* Problem statement
Please retype the entries below word for word, passing over every picture.

Records supplied below:

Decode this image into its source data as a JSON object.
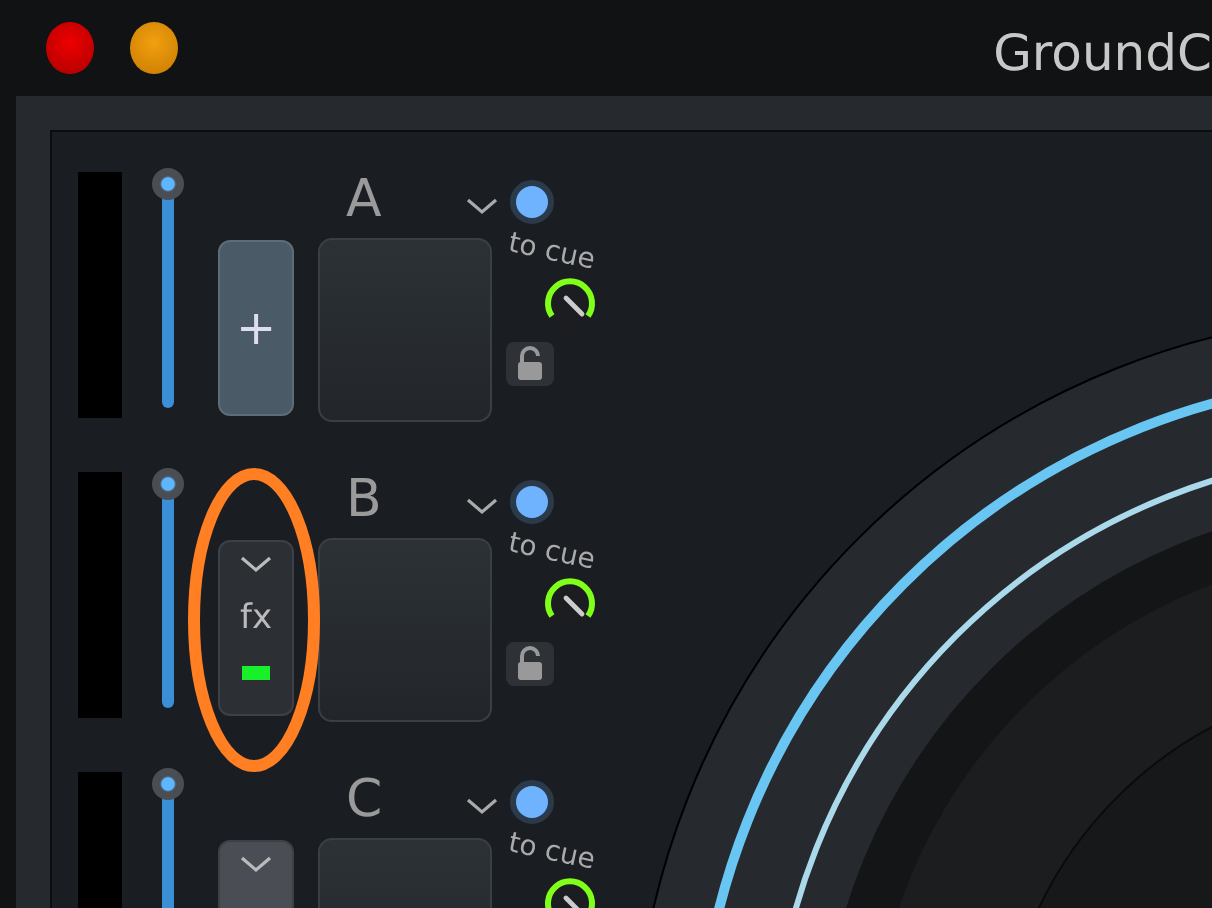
{
  "window": {
    "title": "GroundC"
  },
  "decks": [
    {
      "letter": "A",
      "volume": {
        "level": 1
      },
      "button": {
        "kind": "add",
        "label": "+"
      },
      "cue_label": "to cue"
    },
    {
      "letter": "B",
      "volume": {
        "level": 1
      },
      "button": {
        "kind": "fx",
        "label": "fx",
        "active": true
      },
      "cue_label": "to cue"
    },
    {
      "letter": "C",
      "volume": {
        "level": 1
      },
      "button": {
        "kind": "collapsed"
      },
      "cue_label": "to cue"
    }
  ]
}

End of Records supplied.

* Answer to this exercise
Decode this image into its source data as a JSON object.
{
  "window": {
    "title": "GroundC"
  },
  "decks": [
    {
      "letter": "A",
      "volume": {
        "level": 1
      },
      "button": {
        "kind": "add",
        "label": "+"
      },
      "cue_label": "to cue"
    },
    {
      "letter": "B",
      "volume": {
        "level": 1
      },
      "button": {
        "kind": "fx",
        "label": "fx",
        "active": true
      },
      "cue_label": "to cue"
    },
    {
      "letter": "C",
      "volume": {
        "level": 1
      },
      "button": {
        "kind": "collapsed"
      },
      "cue_label": "to cue"
    }
  ]
}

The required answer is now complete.